Background and aims of the study: The biocompatibility of a silver-coated polyethylene terephthlate (PET, polyester) fabric for the inhibition of prosthetic valve endocarditis (PVE) associated with mechanical heart valves (MHVs) was assessed. The infrequency of PVE is outweighed by mortality rates commonly exceeding 50%. These high mortality rates have been attributed to the poor effect of antibiotic therapy on colonized valves and infected myocardial tissue. Silver has been used as an antimicrobial for centuries due to its general effectiveness and relative lack of toxicity. Our previous work has shown PET polyester fabric coated with metallic silver by an ion beam-assisted deposition (IBAD) process to: (i) be effective in vitro in the inhibition of microbial attachment and colonization; (ii) be tightly adherent and low leaching; and (iii) promote tissue ingrowth and the organization of tissue pannus in a short-duration (five weeks) sheep mitral mechanical heart valve model.
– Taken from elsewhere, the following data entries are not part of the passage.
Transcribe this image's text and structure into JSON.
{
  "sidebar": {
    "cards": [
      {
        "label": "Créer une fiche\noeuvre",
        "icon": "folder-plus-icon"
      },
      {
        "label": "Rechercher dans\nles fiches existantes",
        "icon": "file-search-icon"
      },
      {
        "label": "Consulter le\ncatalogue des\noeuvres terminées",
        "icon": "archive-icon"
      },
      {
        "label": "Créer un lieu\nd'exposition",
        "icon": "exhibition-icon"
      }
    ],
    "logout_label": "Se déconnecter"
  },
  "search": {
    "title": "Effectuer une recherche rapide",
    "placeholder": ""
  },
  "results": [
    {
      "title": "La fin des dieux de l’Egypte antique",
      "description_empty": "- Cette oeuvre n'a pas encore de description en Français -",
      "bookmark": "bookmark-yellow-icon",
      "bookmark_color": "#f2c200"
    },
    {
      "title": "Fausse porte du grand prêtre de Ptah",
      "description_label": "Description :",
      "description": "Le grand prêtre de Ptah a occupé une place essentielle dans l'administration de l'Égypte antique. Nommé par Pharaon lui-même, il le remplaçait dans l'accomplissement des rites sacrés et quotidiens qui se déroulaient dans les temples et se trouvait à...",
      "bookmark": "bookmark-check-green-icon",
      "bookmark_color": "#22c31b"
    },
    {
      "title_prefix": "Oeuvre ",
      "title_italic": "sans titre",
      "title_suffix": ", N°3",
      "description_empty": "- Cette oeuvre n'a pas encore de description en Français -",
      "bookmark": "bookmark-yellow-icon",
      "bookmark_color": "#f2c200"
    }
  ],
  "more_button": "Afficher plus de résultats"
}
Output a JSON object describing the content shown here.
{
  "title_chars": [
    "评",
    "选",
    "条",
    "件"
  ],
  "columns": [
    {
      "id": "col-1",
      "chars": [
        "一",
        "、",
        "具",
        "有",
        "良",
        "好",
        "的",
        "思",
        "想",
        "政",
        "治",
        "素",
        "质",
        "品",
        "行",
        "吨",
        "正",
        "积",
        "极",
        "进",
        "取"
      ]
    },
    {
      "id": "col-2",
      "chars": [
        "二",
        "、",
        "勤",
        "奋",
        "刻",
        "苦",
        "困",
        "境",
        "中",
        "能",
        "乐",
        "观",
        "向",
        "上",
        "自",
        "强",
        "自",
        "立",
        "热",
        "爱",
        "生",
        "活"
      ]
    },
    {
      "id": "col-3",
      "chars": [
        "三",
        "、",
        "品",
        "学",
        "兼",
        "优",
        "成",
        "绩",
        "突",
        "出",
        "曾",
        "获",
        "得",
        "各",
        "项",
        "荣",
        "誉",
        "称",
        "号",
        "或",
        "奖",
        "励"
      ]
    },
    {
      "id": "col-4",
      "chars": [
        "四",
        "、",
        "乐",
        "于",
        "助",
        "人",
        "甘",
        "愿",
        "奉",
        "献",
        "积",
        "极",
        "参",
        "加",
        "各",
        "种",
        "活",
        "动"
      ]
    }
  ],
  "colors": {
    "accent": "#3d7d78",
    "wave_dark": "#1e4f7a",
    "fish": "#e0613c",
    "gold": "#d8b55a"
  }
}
Methods: This paper addresses additional biocompatibility assessment consisting of a cell compatibility assay in which serum extracts of silver-coated fabric were exposed to fibroblasts for 48 hours, after which cell viability and function were measured. The amount of silver in the extract was measured using elemental analysis techniques.
Results: No signs of toxicity were seen in the cells until the extract concentration reached 1200 p.p.m. Ten-week duration mechanical valve replacement studies in sheep with uncoated or coated polyester sewing cuffs showed comparable tissue ingrowth and mature pannus with a suggestion of a thinner pannus on the silver-coated fabric. Additional antimicrobial testing confirmed the effectiveness of this coating in inhibiting colonization of polyester fabric.
Conclusions: These current results, together with the earlier data, suggest that IBAD silver coating on polyester facilitates healing and may provide protection against PVE.